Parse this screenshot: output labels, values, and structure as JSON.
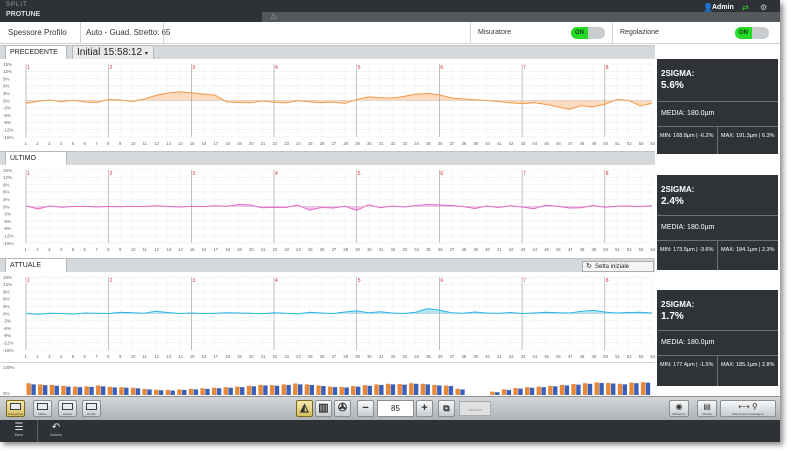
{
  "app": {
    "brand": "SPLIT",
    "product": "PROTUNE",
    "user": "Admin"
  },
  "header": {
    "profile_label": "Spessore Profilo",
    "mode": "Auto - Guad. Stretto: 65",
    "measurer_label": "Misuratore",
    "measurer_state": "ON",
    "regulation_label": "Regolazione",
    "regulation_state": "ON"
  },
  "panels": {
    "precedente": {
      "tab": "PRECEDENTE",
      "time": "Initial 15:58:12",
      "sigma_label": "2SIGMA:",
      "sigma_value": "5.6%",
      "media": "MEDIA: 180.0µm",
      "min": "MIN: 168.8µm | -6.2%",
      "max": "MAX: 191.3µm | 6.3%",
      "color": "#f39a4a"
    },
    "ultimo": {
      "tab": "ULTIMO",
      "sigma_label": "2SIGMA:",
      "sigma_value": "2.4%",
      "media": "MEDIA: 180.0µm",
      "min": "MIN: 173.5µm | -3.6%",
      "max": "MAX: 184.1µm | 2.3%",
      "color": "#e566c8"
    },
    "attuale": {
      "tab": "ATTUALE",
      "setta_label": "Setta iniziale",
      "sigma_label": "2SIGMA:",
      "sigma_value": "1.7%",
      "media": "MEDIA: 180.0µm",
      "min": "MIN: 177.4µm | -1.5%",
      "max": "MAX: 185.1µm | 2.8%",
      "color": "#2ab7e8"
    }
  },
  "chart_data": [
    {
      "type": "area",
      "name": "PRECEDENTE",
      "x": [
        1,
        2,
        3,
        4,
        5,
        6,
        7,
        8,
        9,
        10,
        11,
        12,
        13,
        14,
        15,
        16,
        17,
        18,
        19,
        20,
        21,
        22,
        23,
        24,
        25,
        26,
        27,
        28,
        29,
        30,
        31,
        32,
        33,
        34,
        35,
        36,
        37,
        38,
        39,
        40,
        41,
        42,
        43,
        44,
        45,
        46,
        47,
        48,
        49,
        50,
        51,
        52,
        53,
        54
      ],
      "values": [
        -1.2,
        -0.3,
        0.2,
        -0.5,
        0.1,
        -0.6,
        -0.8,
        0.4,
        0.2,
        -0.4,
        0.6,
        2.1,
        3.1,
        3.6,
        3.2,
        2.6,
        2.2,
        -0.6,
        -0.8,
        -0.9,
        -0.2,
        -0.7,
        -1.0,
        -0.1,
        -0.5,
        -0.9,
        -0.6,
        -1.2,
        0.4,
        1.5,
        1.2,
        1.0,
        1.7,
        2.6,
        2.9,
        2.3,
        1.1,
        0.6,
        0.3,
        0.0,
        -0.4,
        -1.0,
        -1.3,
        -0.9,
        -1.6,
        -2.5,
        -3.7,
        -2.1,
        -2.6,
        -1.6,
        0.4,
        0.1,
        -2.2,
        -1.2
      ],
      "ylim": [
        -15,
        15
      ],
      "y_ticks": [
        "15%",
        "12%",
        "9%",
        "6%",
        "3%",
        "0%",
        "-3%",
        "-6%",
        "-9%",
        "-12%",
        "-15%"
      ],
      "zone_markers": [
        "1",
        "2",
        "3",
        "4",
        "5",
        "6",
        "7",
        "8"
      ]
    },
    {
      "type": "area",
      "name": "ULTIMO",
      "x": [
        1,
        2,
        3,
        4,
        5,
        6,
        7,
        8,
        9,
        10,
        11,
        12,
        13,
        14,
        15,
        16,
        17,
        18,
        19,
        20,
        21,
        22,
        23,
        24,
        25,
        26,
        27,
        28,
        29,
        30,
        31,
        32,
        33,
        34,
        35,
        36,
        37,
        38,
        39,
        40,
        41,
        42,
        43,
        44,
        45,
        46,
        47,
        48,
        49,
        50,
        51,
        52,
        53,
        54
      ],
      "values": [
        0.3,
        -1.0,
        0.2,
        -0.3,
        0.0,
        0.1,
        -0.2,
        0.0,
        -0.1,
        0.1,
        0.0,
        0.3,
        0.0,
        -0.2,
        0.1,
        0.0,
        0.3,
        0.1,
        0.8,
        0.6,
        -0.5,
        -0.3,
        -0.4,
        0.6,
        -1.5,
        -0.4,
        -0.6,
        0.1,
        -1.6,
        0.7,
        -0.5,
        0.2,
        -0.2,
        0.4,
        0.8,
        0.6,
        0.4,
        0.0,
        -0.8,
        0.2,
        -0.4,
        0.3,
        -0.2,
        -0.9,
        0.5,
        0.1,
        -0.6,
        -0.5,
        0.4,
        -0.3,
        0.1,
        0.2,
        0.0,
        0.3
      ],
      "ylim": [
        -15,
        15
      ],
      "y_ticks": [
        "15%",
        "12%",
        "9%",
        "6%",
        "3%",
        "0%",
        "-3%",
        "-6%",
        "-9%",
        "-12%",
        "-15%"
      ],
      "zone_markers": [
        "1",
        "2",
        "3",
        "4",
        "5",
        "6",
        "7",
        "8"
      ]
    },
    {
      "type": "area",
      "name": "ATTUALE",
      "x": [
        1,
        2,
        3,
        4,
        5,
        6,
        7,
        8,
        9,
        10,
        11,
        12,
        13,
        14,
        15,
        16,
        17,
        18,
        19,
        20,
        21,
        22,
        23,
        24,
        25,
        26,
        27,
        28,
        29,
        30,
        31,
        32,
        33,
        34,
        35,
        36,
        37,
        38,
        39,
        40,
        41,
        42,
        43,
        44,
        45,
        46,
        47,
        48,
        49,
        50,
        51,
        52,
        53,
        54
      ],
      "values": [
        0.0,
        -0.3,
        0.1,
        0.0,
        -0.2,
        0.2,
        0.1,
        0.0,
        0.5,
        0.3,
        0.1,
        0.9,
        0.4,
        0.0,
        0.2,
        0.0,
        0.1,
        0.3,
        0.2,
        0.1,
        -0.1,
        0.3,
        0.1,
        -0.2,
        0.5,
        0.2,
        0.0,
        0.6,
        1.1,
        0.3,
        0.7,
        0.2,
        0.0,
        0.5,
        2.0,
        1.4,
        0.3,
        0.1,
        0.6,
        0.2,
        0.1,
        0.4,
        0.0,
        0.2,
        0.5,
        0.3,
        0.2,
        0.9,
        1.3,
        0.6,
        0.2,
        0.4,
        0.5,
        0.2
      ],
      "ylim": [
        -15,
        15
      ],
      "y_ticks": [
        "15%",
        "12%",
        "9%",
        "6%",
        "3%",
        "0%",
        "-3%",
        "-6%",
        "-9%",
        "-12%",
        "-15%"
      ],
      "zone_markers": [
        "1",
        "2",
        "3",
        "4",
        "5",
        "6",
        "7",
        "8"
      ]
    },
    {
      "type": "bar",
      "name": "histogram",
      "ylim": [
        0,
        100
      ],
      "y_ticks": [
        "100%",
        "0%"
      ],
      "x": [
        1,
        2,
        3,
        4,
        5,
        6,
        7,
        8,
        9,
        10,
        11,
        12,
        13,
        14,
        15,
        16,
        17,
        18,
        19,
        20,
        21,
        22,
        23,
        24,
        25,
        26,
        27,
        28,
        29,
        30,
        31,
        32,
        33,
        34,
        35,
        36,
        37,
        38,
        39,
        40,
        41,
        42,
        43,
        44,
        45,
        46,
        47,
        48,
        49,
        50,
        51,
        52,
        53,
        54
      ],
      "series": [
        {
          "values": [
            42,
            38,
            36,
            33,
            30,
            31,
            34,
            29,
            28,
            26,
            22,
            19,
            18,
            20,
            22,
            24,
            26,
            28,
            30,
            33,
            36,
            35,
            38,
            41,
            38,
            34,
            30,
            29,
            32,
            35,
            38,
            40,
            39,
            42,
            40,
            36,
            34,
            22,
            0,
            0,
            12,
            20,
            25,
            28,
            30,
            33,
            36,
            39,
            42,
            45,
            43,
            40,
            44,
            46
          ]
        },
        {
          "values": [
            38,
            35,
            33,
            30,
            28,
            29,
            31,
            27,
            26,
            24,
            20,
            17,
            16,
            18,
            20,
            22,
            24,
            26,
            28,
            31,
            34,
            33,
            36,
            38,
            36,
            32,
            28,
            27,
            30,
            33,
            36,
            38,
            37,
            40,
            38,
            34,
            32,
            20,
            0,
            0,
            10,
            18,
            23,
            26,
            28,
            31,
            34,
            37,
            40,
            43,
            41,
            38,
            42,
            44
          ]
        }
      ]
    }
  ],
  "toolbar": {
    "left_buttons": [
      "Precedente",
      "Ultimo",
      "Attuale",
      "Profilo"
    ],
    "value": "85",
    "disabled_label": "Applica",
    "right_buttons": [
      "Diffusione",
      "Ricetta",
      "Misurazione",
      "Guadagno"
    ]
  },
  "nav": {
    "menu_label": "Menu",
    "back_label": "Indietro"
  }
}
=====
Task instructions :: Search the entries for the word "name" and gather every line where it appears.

Task solution ::
      "name": "PRECEDENTE",
      "name": "ULTIMO",
      "name": "ATTUALE",
      "name": "histogram",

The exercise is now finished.